§ PROBLEM TO WORK ON
Lines in the listing below containing the string "data" are to be identified and copied.

§ RECORD EXCERPTS

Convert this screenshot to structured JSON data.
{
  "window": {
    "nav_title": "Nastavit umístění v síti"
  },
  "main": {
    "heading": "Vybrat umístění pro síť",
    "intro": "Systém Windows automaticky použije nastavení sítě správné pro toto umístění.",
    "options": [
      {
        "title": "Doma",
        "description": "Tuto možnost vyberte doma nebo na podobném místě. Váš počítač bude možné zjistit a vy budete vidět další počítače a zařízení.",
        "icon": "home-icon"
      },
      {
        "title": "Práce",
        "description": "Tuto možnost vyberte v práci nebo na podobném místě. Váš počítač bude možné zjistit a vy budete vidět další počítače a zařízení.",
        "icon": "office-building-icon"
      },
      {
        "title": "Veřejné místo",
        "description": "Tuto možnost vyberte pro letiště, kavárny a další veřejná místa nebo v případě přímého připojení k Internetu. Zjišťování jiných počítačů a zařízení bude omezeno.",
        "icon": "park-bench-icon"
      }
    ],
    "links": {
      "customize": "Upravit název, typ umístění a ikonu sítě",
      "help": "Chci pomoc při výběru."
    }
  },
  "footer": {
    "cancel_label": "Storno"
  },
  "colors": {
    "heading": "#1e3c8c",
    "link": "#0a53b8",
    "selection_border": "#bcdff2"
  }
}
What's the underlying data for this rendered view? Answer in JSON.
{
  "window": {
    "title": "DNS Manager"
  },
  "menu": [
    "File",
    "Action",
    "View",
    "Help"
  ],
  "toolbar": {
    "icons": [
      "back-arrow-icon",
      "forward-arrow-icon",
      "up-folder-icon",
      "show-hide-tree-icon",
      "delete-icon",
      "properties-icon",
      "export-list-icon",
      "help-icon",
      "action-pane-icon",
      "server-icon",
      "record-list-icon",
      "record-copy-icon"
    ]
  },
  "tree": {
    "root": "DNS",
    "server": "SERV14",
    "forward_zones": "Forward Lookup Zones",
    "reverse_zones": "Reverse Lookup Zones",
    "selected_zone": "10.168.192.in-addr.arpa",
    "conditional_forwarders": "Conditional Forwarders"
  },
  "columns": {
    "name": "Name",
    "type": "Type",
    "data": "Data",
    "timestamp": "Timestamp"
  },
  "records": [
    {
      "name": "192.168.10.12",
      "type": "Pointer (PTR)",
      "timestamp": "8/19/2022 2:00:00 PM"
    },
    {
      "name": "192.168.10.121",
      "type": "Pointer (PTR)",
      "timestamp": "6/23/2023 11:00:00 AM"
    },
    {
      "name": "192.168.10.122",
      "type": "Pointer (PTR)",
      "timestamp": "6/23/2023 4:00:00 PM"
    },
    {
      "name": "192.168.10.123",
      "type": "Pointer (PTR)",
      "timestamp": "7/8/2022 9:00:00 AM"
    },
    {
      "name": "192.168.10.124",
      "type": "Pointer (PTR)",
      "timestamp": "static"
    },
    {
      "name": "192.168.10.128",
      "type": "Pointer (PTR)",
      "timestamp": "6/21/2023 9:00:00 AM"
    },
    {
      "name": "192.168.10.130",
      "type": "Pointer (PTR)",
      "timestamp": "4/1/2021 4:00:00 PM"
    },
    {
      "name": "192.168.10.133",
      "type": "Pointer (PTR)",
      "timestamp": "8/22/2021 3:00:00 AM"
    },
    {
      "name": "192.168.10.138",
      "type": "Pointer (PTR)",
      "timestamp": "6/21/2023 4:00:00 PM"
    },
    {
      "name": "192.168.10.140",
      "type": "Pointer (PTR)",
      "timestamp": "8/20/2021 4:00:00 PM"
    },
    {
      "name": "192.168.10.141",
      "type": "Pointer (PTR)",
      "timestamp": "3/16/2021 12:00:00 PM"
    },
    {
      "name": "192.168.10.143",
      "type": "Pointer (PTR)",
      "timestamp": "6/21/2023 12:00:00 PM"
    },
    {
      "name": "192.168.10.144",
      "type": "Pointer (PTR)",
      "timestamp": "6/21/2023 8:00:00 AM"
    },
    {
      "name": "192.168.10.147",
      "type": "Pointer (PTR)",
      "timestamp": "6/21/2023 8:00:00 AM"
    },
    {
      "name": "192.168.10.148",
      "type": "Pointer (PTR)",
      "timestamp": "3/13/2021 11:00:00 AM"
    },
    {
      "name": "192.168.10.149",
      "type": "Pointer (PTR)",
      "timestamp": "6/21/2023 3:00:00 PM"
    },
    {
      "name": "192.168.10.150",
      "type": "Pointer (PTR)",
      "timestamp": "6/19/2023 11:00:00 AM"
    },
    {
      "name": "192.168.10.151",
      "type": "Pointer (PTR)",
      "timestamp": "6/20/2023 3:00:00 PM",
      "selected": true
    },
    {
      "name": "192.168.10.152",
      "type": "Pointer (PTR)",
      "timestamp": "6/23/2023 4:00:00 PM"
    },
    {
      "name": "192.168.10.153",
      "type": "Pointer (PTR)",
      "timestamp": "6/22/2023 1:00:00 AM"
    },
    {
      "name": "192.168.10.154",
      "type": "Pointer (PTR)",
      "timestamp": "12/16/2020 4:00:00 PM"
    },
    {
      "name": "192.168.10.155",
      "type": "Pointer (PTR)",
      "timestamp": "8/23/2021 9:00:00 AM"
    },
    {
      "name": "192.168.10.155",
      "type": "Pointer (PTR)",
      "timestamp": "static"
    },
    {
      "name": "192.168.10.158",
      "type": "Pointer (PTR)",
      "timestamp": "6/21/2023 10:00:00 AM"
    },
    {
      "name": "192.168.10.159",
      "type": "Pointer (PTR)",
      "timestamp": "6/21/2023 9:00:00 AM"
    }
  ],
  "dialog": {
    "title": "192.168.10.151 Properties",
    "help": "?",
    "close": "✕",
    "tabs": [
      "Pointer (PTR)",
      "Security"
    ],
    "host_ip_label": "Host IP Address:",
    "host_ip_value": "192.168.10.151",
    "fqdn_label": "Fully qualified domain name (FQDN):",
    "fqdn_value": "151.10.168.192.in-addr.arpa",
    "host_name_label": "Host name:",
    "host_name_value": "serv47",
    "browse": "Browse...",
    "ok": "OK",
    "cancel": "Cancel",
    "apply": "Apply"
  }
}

§ EXPECTED OUTPUT
Convert this screenshot to structured JSON data.
What's the underlying data for this rendered view? Answer in JSON.
    "data": "Data",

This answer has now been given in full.